*AVAILABLE DATA*:
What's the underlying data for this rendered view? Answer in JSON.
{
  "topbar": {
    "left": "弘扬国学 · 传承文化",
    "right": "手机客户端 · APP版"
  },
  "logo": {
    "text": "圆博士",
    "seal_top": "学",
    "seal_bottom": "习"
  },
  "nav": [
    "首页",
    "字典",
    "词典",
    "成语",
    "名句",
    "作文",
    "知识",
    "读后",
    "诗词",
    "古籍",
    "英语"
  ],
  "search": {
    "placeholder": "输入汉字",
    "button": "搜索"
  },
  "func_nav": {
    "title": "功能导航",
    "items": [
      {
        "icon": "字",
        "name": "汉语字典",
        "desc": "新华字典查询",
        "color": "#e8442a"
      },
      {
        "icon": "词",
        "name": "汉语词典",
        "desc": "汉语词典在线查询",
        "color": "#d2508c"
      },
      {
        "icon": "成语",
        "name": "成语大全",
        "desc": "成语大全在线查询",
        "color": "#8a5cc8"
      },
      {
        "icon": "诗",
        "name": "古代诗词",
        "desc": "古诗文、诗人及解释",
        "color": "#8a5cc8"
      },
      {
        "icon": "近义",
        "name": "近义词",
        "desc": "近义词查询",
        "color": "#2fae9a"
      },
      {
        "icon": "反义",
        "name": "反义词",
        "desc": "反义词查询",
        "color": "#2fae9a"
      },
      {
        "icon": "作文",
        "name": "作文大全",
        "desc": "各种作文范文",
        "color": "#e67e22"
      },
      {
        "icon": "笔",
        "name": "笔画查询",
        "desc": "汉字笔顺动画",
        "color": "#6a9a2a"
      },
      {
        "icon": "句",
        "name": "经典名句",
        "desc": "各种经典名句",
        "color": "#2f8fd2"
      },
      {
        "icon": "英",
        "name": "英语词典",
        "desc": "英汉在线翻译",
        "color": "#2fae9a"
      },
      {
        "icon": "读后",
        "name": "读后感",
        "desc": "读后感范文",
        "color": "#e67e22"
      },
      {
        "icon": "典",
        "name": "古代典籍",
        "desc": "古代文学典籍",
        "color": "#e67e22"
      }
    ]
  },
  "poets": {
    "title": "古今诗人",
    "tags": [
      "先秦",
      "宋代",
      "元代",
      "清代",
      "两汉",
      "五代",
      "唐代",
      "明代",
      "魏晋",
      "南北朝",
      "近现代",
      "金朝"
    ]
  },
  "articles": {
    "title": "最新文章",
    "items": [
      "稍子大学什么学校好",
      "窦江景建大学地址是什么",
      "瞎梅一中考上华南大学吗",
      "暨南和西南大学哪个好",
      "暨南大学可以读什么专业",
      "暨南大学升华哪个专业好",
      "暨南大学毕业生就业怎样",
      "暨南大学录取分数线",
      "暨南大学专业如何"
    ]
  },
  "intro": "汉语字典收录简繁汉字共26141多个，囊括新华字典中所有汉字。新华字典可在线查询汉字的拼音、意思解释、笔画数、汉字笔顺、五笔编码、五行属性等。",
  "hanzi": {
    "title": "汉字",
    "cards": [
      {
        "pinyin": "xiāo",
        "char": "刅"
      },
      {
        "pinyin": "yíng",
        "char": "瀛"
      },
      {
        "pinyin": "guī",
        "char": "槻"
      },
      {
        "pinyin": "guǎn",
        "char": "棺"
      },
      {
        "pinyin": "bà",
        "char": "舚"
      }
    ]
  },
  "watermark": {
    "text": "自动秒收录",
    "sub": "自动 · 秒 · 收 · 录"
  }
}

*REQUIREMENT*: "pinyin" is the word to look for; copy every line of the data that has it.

*SOLUTION FOR THIS TASK*:
        "pinyin": "xiāo",
        "pinyin": "yíng",
        "pinyin": "guī",
        "pinyin": "guǎn",
        "pinyin": "bà",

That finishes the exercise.